Items listed in a dataset

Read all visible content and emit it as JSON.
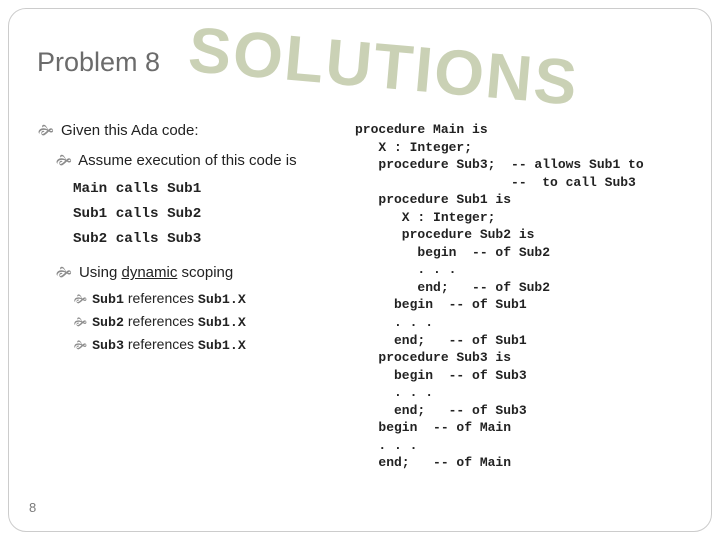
{
  "header": {
    "title": "Problem 8",
    "watermark": "SOLUTIONS"
  },
  "page_number": "8",
  "left": {
    "given": "Given this Ada code:",
    "assume_lead": "Assume execution of this code is",
    "assume_lines": [
      "Main calls Sub1",
      "Sub1 calls Sub2",
      "Sub2 calls Sub3"
    ],
    "scoping_lead_pre": "Using ",
    "scoping_lead_ul": "dynamic",
    "scoping_lead_post": " scoping",
    "refs": [
      {
        "sub": "Sub1",
        "mid": " references ",
        "var": "Sub1.X"
      },
      {
        "sub": "Sub2",
        "mid": " references ",
        "var": "Sub1.X"
      },
      {
        "sub": "Sub3",
        "mid": " references ",
        "var": "Sub1.X"
      }
    ]
  },
  "code": "procedure Main is\n   X : Integer;\n   procedure Sub3;  -- allows Sub1 to\n                    --  to call Sub3\n   procedure Sub1 is\n      X : Integer;\n      procedure Sub2 is\n        begin  -- of Sub2\n        . . .\n        end;   -- of Sub2\n     begin  -- of Sub1\n     . . .\n     end;   -- of Sub1\n   procedure Sub3 is\n     begin  -- of Sub3\n     . . .\n     end;   -- of Sub3\n   begin  -- of Main\n   . . .\n   end;   -- of Main"
}
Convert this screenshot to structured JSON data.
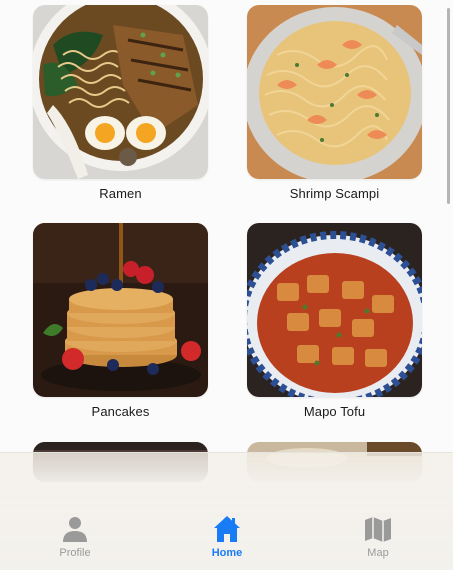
{
  "recipes": [
    {
      "name": "Ramen"
    },
    {
      "name": "Shrimp Scampi"
    },
    {
      "name": "Pancakes"
    },
    {
      "name": "Mapo Tofu"
    }
  ],
  "tabbar": {
    "tabs": [
      {
        "label": "Profile",
        "icon": "person-icon",
        "active": false
      },
      {
        "label": "Home",
        "icon": "house-icon",
        "active": true
      },
      {
        "label": "Map",
        "icon": "map-icon",
        "active": false
      }
    ],
    "active_color": "#1a7cf5",
    "inactive_color": "#9a9a9a"
  }
}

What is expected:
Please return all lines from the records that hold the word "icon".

Answer for the task:
        "icon": "person-icon",
        "icon": "house-icon",
        "icon": "map-icon",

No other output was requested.